*WHAT IS REQUIRED*
Restate the data word for word. Leave the pictures out.

*DATA TO PROCESS*
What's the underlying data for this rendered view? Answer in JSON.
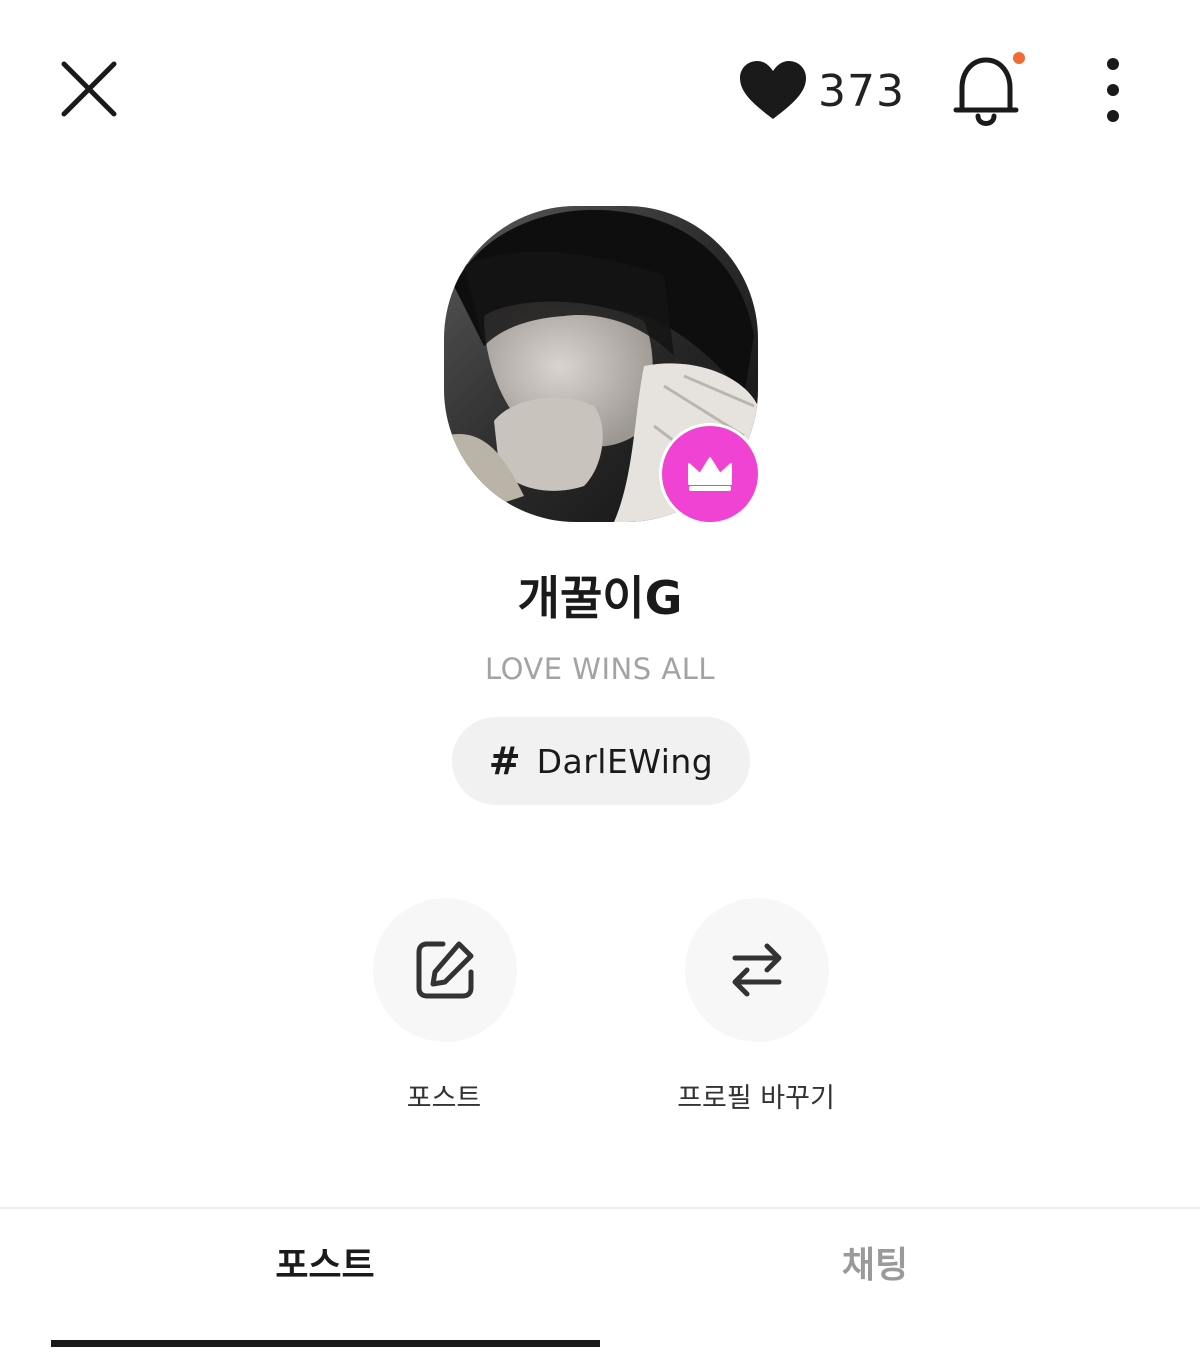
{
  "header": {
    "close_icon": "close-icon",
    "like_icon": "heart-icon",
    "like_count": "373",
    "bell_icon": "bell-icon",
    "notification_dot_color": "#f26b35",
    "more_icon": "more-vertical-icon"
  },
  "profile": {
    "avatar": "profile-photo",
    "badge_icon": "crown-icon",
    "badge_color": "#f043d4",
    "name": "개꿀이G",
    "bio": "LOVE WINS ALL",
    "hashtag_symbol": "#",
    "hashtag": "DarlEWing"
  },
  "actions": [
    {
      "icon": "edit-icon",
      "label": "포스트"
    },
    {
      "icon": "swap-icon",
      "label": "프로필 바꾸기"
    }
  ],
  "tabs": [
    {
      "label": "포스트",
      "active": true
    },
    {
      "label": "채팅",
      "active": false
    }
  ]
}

*RESULT FOR THIS EXERCISE*
What's the underlying data for this rendered view? Answer in JSON.
{
  "header": {
    "close_icon": "close-icon",
    "like_icon": "heart-icon",
    "like_count": "373",
    "bell_icon": "bell-icon",
    "notification_dot_color": "#f26b35",
    "more_icon": "more-vertical-icon"
  },
  "profile": {
    "avatar": "profile-photo",
    "badge_icon": "crown-icon",
    "badge_color": "#f043d4",
    "name": "개꿀이G",
    "bio": "LOVE WINS ALL",
    "hashtag_symbol": "#",
    "hashtag": "DarlEWing"
  },
  "actions": [
    {
      "icon": "edit-icon",
      "label": "포스트"
    },
    {
      "icon": "swap-icon",
      "label": "프로필 바꾸기"
    }
  ],
  "tabs": [
    {
      "label": "포스트",
      "active": true
    },
    {
      "label": "채팅",
      "active": false
    }
  ]
}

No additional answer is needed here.